What the task asks -
An exact copy of each line below is needed, with no images in it.

Data provided -
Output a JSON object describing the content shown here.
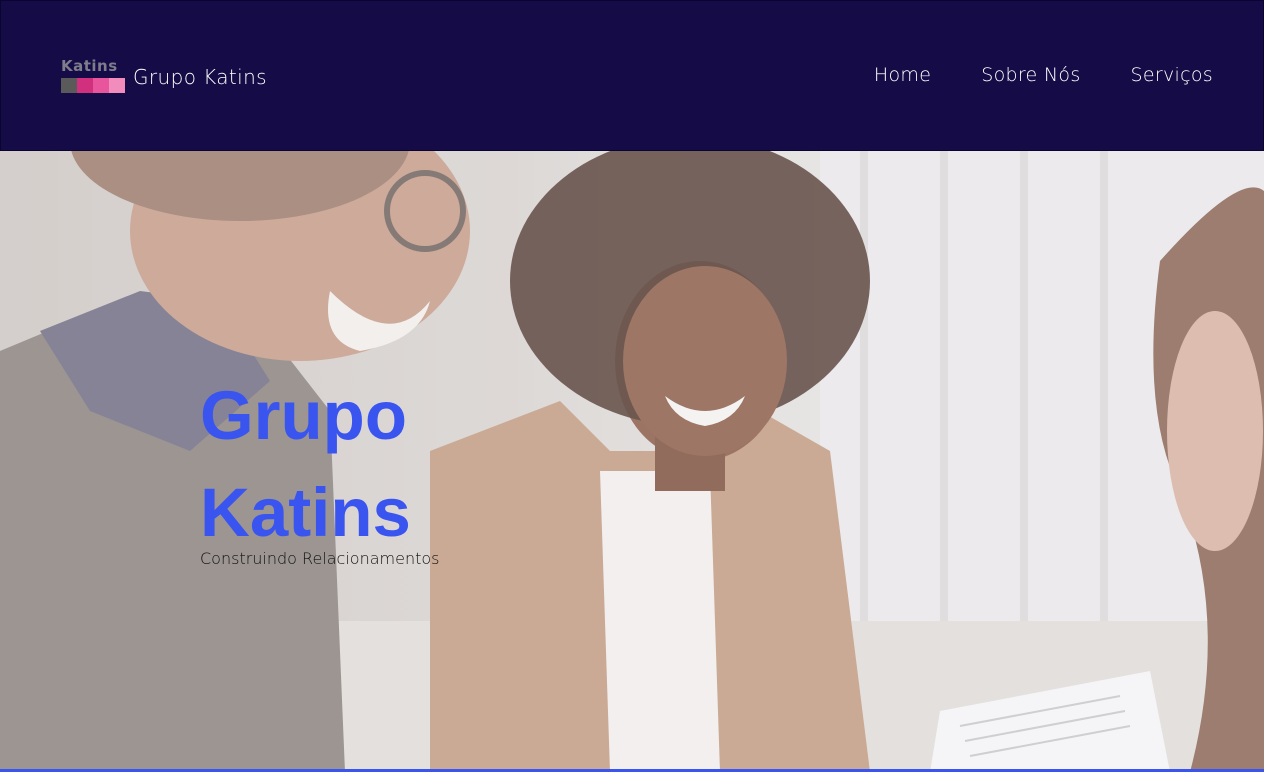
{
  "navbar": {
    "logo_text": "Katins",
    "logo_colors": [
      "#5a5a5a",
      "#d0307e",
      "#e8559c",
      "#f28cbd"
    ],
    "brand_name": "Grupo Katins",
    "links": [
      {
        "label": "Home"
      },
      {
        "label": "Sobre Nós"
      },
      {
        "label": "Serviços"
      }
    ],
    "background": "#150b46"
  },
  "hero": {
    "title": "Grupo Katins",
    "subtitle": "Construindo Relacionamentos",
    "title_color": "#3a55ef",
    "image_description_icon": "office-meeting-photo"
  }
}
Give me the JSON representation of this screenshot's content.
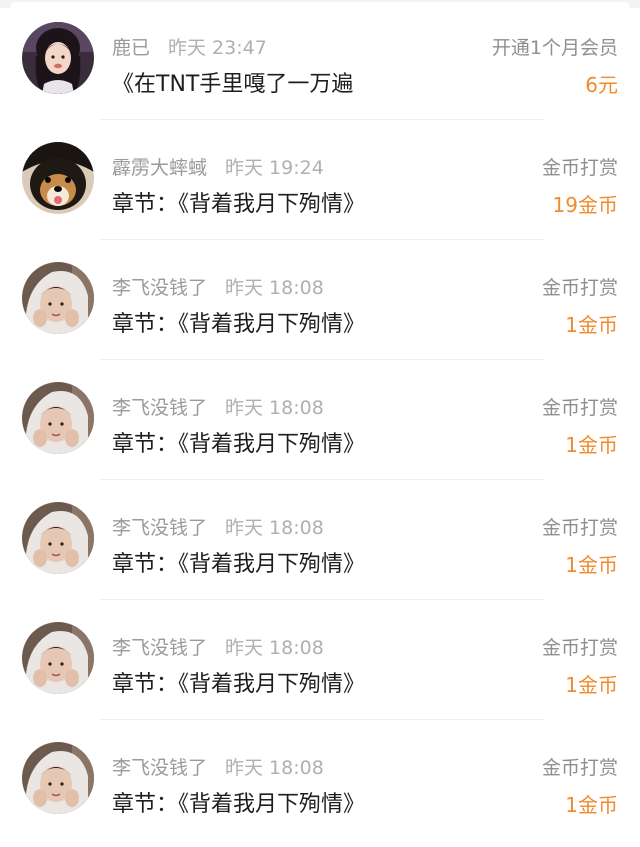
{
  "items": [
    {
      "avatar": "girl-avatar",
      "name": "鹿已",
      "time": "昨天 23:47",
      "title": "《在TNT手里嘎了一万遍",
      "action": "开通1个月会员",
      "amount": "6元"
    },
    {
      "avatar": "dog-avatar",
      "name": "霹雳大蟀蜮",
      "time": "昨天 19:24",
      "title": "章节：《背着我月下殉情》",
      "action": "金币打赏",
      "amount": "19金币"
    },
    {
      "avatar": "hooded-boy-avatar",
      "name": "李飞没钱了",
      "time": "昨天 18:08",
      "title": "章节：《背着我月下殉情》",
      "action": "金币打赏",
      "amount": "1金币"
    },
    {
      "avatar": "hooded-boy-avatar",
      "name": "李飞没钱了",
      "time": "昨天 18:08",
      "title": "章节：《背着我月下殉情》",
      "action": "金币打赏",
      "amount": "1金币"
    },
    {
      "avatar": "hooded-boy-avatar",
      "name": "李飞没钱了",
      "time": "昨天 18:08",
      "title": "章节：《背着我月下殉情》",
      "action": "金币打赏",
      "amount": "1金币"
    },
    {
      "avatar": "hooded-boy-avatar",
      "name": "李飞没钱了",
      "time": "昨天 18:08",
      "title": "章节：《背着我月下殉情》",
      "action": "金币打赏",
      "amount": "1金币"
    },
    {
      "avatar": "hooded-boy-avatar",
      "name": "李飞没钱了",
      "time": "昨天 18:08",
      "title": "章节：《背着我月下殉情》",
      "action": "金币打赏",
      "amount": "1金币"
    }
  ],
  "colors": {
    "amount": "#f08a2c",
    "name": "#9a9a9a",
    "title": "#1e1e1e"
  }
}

Finished exercise -
Output a JSON object describing the content shown here.
{
  "navbar": {
    "logo_text": "Katins",
    "logo_colors": [
      "#5a5a5a",
      "#d0307e",
      "#e8559c",
      "#f28cbd"
    ],
    "brand_name": "Grupo Katins",
    "links": [
      {
        "label": "Home"
      },
      {
        "label": "Sobre Nós"
      },
      {
        "label": "Serviços"
      }
    ],
    "background": "#150b46"
  },
  "hero": {
    "title": "Grupo Katins",
    "subtitle": "Construindo Relacionamentos",
    "title_color": "#3a55ef",
    "image_description_icon": "office-meeting-photo"
  }
}
Give me the JSON representation of this screenshot's content.
{
  "items": [
    {
      "avatar": "girl-avatar",
      "name": "鹿已",
      "time": "昨天 23:47",
      "title": "《在TNT手里嘎了一万遍",
      "action": "开通1个月会员",
      "amount": "6元"
    },
    {
      "avatar": "dog-avatar",
      "name": "霹雳大蟀蜮",
      "time": "昨天 19:24",
      "title": "章节：《背着我月下殉情》",
      "action": "金币打赏",
      "amount": "19金币"
    },
    {
      "avatar": "hooded-boy-avatar",
      "name": "李飞没钱了",
      "time": "昨天 18:08",
      "title": "章节：《背着我月下殉情》",
      "action": "金币打赏",
      "amount": "1金币"
    },
    {
      "avatar": "hooded-boy-avatar",
      "name": "李飞没钱了",
      "time": "昨天 18:08",
      "title": "章节：《背着我月下殉情》",
      "action": "金币打赏",
      "amount": "1金币"
    },
    {
      "avatar": "hooded-boy-avatar",
      "name": "李飞没钱了",
      "time": "昨天 18:08",
      "title": "章节：《背着我月下殉情》",
      "action": "金币打赏",
      "amount": "1金币"
    },
    {
      "avatar": "hooded-boy-avatar",
      "name": "李飞没钱了",
      "time": "昨天 18:08",
      "title": "章节：《背着我月下殉情》",
      "action": "金币打赏",
      "amount": "1金币"
    },
    {
      "avatar": "hooded-boy-avatar",
      "name": "李飞没钱了",
      "time": "昨天 18:08",
      "title": "章节：《背着我月下殉情》",
      "action": "金币打赏",
      "amount": "1金币"
    }
  ],
  "colors": {
    "amount": "#f08a2c",
    "name": "#9a9a9a",
    "title": "#1e1e1e"
  }
}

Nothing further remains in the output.